Each line below with the word "data" needs to be copied.

*** Opening of Input ***

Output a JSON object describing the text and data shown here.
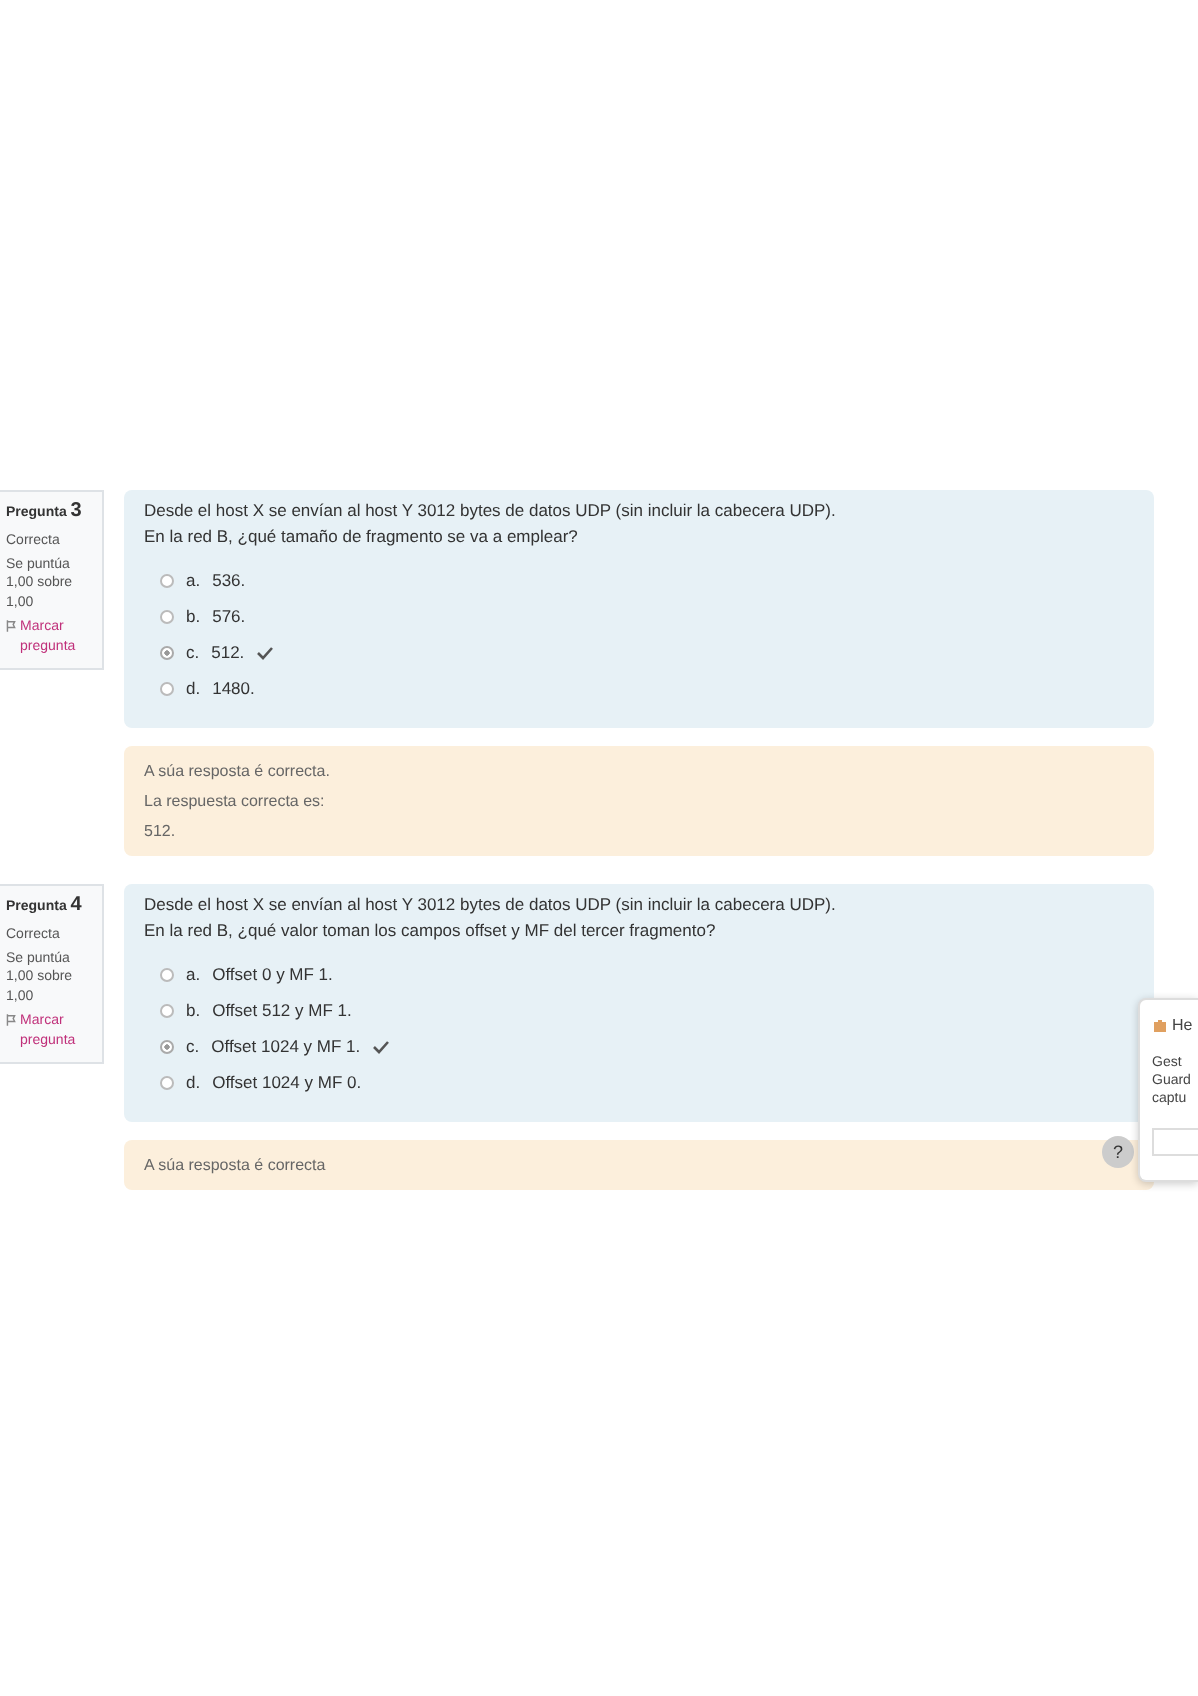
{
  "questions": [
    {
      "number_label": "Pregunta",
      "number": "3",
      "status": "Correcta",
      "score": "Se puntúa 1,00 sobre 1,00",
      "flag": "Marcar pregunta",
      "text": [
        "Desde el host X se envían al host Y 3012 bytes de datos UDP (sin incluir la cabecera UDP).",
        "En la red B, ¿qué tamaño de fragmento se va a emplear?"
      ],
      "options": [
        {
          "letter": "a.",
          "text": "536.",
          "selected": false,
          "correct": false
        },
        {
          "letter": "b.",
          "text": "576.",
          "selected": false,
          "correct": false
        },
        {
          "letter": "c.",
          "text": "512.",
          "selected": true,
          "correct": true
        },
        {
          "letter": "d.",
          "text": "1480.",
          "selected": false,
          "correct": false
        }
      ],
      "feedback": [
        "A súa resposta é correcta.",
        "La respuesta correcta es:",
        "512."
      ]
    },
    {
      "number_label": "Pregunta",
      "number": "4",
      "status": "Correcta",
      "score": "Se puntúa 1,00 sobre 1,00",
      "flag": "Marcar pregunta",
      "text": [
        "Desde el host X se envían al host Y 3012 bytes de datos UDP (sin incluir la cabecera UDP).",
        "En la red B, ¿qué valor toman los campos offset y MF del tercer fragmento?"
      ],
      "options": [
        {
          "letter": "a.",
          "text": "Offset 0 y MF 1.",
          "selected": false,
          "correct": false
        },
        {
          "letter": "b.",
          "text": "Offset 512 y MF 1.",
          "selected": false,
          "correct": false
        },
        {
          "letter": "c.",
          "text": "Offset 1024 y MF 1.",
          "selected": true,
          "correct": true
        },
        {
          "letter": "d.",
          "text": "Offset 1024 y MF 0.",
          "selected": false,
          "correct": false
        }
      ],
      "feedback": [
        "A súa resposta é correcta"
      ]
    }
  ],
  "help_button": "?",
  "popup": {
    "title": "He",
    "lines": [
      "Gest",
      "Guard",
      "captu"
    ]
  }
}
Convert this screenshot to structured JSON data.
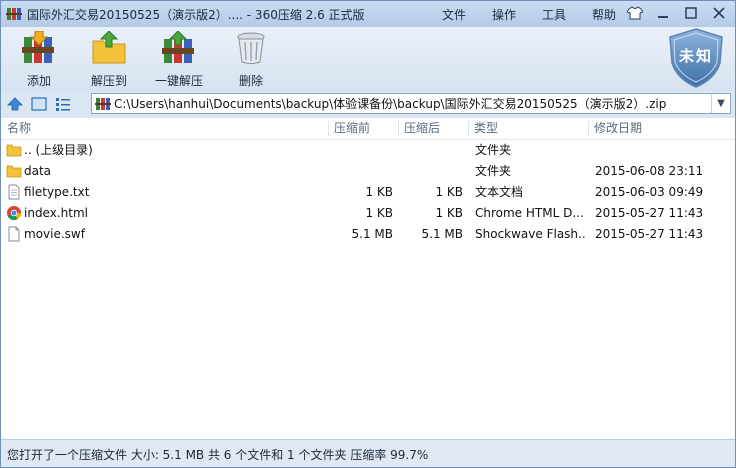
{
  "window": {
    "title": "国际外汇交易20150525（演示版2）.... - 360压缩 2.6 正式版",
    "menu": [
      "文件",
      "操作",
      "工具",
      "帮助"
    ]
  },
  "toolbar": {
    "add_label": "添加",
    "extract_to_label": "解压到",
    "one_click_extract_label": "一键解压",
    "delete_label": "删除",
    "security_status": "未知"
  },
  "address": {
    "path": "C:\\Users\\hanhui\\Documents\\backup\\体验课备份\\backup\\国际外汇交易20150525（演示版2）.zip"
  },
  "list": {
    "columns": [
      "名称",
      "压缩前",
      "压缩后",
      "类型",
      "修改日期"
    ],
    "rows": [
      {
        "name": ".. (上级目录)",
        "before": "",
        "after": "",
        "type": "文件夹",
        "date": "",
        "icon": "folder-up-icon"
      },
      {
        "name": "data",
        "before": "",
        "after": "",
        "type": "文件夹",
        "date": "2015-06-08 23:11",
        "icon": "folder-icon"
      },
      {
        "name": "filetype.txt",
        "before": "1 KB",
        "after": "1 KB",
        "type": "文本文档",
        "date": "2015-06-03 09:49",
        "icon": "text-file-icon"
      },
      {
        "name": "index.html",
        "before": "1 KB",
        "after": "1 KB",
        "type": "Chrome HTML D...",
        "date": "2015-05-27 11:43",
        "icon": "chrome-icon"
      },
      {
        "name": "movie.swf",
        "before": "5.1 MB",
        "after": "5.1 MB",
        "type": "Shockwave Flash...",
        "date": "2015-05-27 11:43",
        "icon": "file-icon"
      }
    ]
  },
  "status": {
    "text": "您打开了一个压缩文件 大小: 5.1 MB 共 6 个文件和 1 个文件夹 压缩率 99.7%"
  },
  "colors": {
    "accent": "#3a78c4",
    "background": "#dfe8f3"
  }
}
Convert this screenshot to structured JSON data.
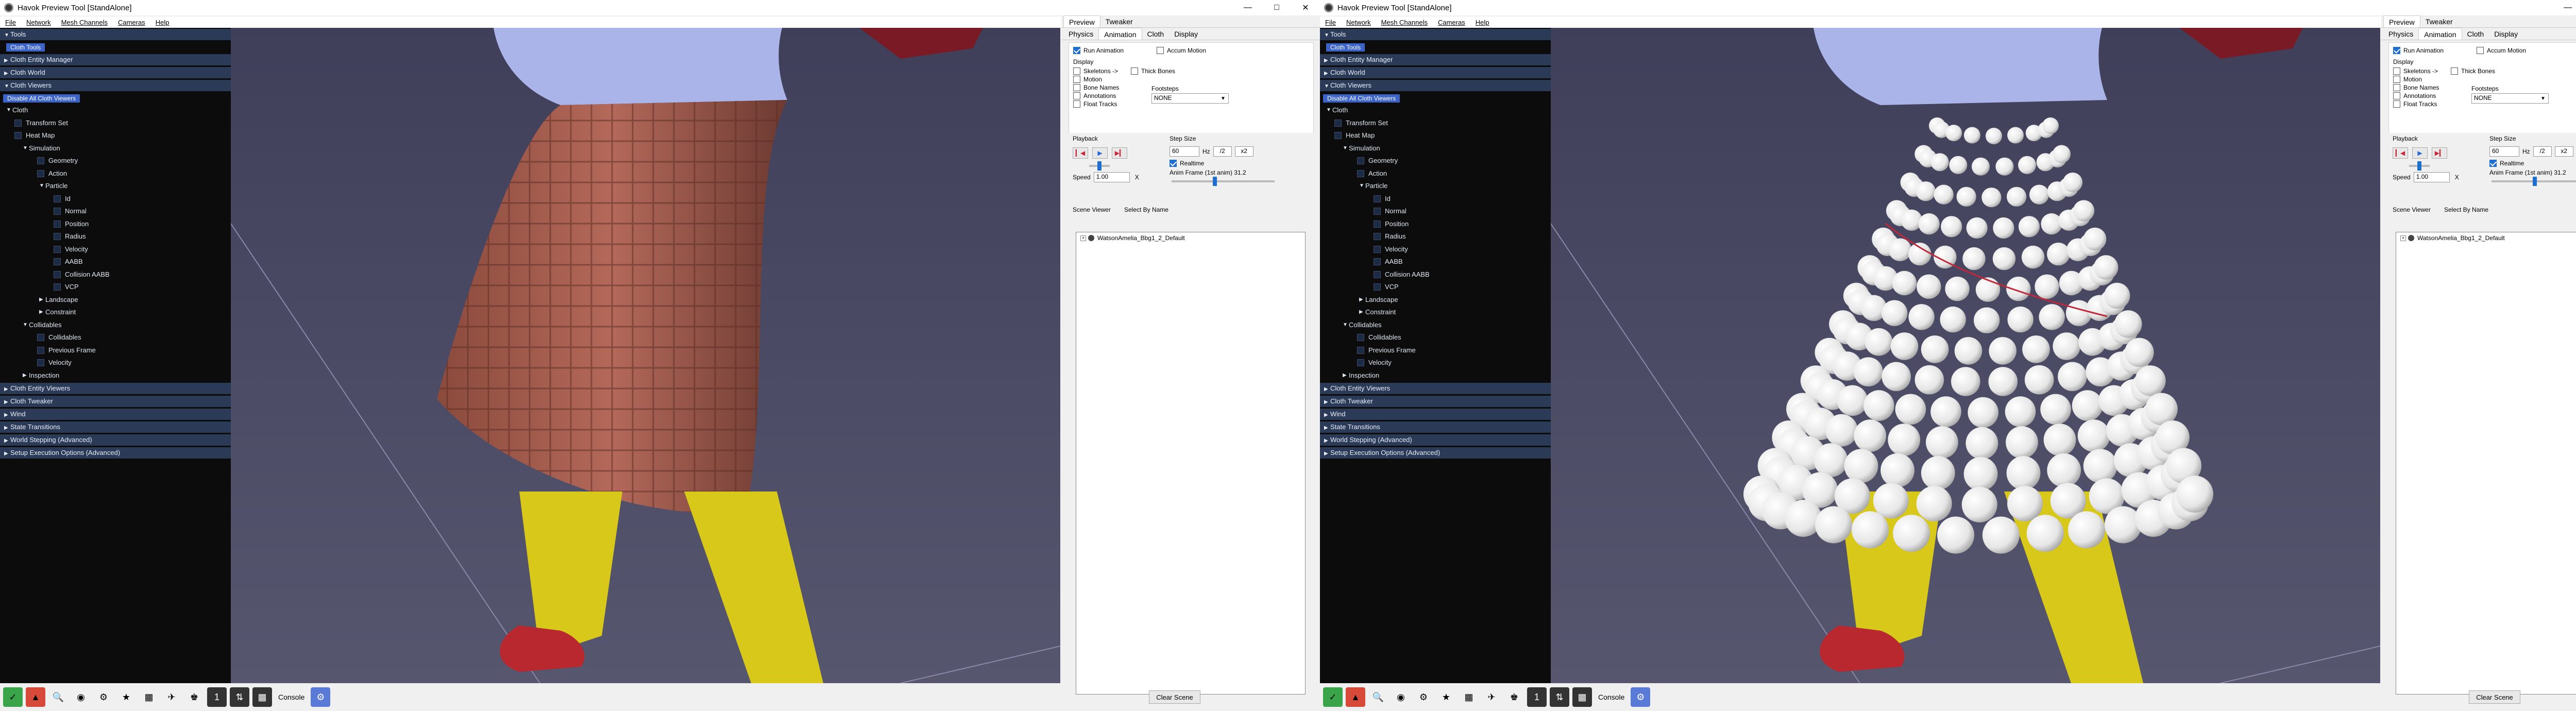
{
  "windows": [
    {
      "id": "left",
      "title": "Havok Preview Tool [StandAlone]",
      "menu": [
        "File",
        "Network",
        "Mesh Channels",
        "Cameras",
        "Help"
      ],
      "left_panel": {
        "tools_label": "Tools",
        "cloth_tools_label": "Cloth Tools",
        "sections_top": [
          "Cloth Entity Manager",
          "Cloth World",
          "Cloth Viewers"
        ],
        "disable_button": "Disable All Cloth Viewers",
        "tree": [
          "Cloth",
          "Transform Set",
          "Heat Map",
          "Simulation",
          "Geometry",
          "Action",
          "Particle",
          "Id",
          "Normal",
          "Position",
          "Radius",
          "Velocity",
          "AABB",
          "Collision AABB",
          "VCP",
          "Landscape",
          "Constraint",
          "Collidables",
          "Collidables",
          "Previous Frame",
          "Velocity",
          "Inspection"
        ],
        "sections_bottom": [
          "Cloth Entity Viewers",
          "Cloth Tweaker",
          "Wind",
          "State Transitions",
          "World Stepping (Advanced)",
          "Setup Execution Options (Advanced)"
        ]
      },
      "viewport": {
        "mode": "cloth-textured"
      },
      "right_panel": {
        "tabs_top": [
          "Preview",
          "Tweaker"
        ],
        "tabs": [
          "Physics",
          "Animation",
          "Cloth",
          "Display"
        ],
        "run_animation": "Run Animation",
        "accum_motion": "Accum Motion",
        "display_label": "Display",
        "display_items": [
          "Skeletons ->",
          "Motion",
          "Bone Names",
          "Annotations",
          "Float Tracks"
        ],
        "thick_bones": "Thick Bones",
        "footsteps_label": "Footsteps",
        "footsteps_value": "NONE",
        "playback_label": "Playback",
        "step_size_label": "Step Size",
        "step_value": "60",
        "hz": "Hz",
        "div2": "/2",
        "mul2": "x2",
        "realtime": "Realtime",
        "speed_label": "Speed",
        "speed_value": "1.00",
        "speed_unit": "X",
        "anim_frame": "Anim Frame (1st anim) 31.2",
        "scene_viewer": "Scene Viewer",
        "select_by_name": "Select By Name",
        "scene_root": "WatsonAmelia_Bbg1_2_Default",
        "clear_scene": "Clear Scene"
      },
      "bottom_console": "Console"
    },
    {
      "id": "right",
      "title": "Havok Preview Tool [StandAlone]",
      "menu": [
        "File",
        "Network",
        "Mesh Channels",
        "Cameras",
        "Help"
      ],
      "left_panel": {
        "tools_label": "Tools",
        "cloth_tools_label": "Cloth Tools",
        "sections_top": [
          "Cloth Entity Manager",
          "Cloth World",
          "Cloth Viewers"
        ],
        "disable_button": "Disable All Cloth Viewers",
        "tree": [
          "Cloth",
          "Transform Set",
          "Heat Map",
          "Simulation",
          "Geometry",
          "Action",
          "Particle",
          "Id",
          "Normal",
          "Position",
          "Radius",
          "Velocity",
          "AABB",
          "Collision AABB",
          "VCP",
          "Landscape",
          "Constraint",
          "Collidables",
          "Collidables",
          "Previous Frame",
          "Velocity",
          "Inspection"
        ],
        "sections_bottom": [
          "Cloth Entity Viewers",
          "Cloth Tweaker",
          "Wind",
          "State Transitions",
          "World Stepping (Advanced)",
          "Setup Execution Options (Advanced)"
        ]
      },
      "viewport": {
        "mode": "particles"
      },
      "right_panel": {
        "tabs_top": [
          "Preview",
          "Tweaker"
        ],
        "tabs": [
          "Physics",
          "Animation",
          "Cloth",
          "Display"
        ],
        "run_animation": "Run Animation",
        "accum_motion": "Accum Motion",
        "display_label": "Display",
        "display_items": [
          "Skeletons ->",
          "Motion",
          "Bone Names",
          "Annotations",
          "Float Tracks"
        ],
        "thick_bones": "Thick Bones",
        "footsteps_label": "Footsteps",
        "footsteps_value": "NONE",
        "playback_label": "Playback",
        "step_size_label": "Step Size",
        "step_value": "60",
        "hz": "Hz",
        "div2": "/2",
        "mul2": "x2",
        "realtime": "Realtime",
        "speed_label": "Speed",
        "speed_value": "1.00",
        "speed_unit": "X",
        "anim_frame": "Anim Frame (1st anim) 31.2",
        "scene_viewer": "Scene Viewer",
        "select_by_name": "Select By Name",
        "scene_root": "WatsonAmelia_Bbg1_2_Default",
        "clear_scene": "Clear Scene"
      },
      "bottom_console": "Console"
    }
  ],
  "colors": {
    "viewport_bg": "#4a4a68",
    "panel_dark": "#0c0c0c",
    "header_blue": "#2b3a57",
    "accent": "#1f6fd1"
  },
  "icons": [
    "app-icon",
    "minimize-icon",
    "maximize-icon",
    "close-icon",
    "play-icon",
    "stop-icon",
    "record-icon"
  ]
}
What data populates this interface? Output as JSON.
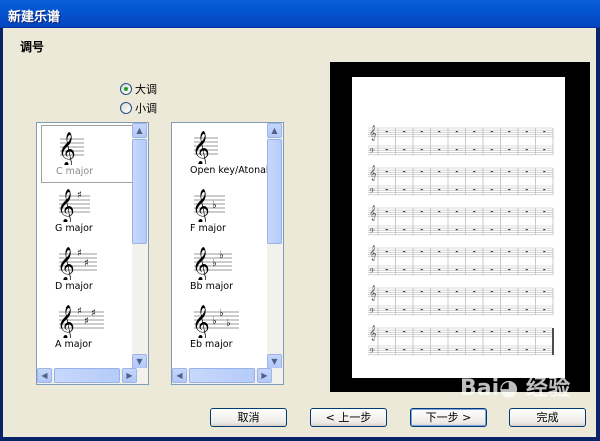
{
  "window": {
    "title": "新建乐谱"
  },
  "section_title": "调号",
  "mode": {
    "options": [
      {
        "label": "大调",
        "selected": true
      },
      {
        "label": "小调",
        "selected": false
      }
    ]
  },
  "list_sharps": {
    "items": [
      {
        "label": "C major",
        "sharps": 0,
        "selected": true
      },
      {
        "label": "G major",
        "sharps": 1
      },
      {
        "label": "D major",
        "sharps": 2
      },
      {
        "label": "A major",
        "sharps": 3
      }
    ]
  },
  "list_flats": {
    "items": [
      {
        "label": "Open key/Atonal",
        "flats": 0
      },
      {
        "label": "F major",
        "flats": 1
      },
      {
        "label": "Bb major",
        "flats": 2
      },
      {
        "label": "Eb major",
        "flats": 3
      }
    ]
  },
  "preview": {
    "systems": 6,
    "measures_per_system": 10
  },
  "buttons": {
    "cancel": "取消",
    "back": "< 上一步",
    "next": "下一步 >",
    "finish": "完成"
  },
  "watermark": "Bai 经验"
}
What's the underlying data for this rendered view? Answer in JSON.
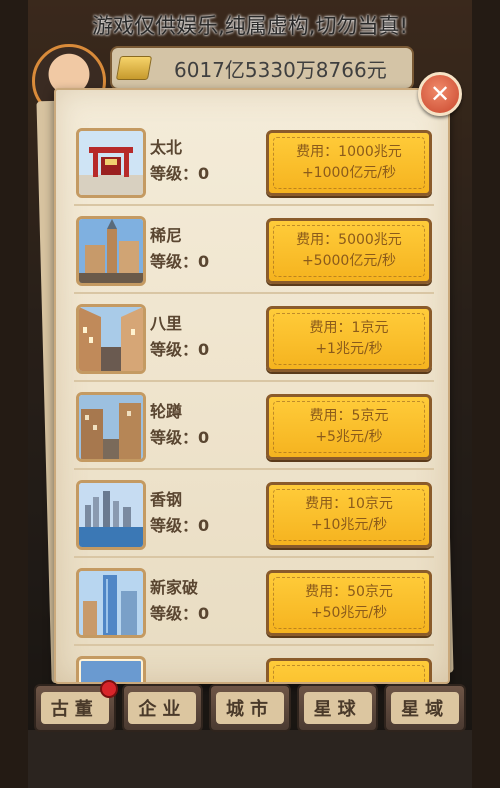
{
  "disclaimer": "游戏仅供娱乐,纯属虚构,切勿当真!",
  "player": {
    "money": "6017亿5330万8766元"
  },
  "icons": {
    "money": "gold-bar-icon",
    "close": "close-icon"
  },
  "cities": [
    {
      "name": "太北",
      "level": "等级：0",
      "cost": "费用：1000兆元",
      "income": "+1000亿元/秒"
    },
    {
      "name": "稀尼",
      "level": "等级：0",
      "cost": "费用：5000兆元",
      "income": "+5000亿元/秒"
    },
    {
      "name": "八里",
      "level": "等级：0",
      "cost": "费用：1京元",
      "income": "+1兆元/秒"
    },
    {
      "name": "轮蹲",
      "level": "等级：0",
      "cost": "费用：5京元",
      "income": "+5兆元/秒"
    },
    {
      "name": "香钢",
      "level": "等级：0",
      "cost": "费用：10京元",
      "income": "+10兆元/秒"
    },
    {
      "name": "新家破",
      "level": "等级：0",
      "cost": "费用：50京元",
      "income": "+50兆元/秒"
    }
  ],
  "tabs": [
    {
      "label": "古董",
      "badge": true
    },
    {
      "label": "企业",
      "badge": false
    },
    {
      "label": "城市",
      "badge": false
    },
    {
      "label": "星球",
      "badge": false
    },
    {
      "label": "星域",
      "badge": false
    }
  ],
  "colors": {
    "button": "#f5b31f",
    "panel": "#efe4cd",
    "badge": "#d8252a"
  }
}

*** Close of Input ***

> [Expected output]
Output a JSON object describing the text and data shown here.
Convert this screenshot to structured JSON data.
        "name": "data",
Convert this screenshot to structured JSON data.
What data populates this interface? Output as JSON.
What's the underlying data for this rendered view? Answer in JSON.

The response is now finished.